■ WORK ORDER: In the material below, which lines hold the word "JSON"? Pick each one out.
**** INFORMATION PROVIDED ****
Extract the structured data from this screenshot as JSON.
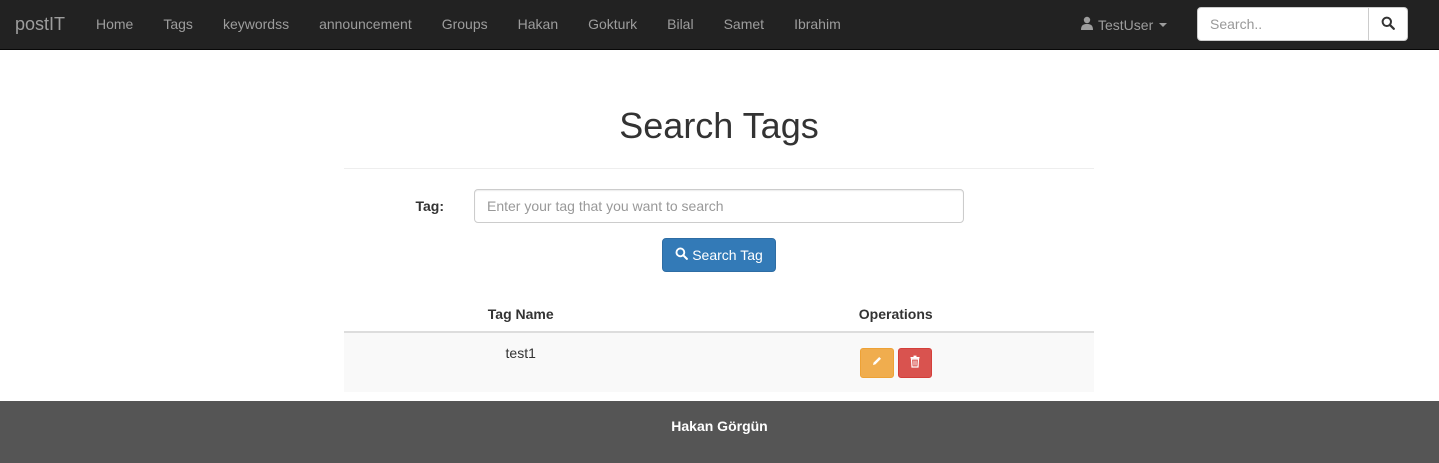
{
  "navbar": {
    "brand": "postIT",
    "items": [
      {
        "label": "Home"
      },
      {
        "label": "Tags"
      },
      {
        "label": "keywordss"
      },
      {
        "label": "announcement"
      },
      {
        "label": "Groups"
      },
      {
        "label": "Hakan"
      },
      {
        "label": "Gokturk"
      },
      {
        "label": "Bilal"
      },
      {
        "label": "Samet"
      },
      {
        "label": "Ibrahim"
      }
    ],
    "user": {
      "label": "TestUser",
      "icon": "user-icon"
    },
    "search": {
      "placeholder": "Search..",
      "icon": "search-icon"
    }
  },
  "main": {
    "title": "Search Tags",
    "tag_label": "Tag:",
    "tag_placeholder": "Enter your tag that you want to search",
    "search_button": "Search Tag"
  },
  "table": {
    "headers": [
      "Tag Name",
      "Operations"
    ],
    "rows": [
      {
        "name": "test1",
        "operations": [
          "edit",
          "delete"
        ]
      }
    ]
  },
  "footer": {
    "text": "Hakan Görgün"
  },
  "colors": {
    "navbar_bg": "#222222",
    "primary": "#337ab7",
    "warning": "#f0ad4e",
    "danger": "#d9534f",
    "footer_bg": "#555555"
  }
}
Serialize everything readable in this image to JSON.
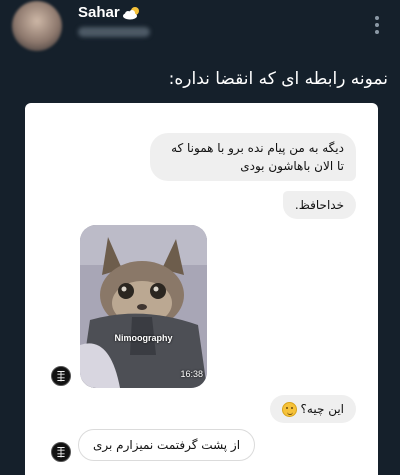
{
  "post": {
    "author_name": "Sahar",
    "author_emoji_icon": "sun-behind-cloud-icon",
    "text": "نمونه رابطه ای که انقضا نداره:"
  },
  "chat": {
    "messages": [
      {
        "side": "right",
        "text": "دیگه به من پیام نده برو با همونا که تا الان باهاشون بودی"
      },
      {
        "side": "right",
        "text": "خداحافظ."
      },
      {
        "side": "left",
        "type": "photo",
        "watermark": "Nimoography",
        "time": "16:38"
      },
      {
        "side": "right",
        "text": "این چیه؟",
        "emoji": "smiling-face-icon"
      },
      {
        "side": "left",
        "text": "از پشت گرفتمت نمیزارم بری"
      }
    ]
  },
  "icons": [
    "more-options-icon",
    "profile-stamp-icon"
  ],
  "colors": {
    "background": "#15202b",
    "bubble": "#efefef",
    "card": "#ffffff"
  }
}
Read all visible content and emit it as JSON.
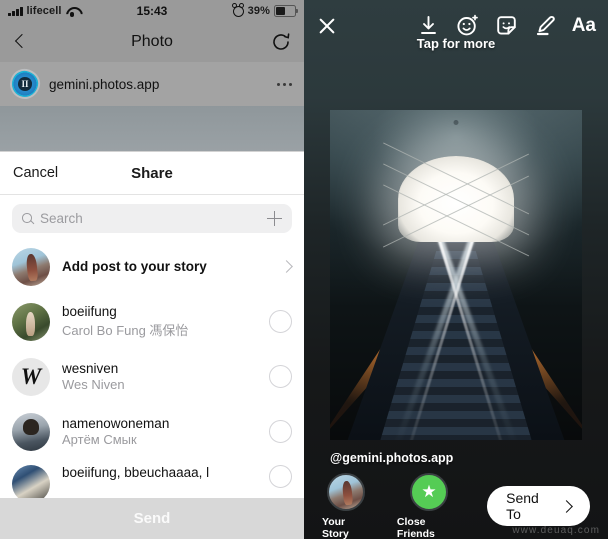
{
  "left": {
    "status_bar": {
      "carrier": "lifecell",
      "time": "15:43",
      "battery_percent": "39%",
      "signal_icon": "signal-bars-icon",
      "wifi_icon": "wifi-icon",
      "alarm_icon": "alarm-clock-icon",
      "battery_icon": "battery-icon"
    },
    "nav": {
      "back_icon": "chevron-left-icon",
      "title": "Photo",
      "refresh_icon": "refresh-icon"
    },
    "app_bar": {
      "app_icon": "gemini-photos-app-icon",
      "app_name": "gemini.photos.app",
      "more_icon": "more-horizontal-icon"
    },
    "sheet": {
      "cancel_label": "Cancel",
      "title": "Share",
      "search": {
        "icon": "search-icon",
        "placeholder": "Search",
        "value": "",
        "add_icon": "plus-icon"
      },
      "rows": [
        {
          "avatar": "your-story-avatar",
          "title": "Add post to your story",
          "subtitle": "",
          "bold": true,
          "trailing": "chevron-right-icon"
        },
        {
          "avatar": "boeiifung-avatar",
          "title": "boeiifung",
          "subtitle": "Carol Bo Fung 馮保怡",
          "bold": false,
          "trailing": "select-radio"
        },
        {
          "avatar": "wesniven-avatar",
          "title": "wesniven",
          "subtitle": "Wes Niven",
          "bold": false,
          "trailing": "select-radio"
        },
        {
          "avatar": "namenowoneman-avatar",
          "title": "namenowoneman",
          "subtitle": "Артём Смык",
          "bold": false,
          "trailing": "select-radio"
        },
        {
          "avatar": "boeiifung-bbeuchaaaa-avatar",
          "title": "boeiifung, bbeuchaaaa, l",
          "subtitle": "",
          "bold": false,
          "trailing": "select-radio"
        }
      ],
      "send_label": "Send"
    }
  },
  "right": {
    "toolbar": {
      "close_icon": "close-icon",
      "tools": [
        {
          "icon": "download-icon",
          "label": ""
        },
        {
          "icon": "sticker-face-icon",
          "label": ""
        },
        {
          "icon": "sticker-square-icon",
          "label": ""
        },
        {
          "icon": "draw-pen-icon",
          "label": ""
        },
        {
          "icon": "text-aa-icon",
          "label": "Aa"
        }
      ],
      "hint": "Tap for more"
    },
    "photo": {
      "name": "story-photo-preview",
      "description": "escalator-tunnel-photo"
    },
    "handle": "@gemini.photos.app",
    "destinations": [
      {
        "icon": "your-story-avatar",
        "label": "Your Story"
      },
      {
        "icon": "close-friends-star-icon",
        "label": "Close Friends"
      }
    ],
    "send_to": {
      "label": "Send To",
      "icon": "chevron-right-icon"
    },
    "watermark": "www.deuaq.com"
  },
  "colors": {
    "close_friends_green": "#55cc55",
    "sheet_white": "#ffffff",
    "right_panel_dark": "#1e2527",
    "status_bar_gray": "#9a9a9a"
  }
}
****
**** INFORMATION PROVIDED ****
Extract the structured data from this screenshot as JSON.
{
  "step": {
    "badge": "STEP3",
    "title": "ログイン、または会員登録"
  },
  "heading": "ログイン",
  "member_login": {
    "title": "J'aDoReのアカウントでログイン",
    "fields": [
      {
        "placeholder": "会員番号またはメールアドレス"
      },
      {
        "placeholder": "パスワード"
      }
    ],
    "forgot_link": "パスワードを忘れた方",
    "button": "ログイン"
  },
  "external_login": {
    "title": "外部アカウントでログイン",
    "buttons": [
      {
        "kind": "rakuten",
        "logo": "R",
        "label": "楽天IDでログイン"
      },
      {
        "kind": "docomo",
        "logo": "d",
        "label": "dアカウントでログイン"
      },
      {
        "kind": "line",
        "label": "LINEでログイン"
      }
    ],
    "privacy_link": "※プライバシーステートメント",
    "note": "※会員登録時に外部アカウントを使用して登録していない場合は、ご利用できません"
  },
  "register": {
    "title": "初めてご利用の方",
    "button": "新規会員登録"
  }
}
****
■ RESPONSE BELOW:
Extract the structured data from this screenshot as JSON.
Serialize everything readable in this image to JSON.
Read all visible content and emit it as JSON.
Extract the structured data from this screenshot as JSON.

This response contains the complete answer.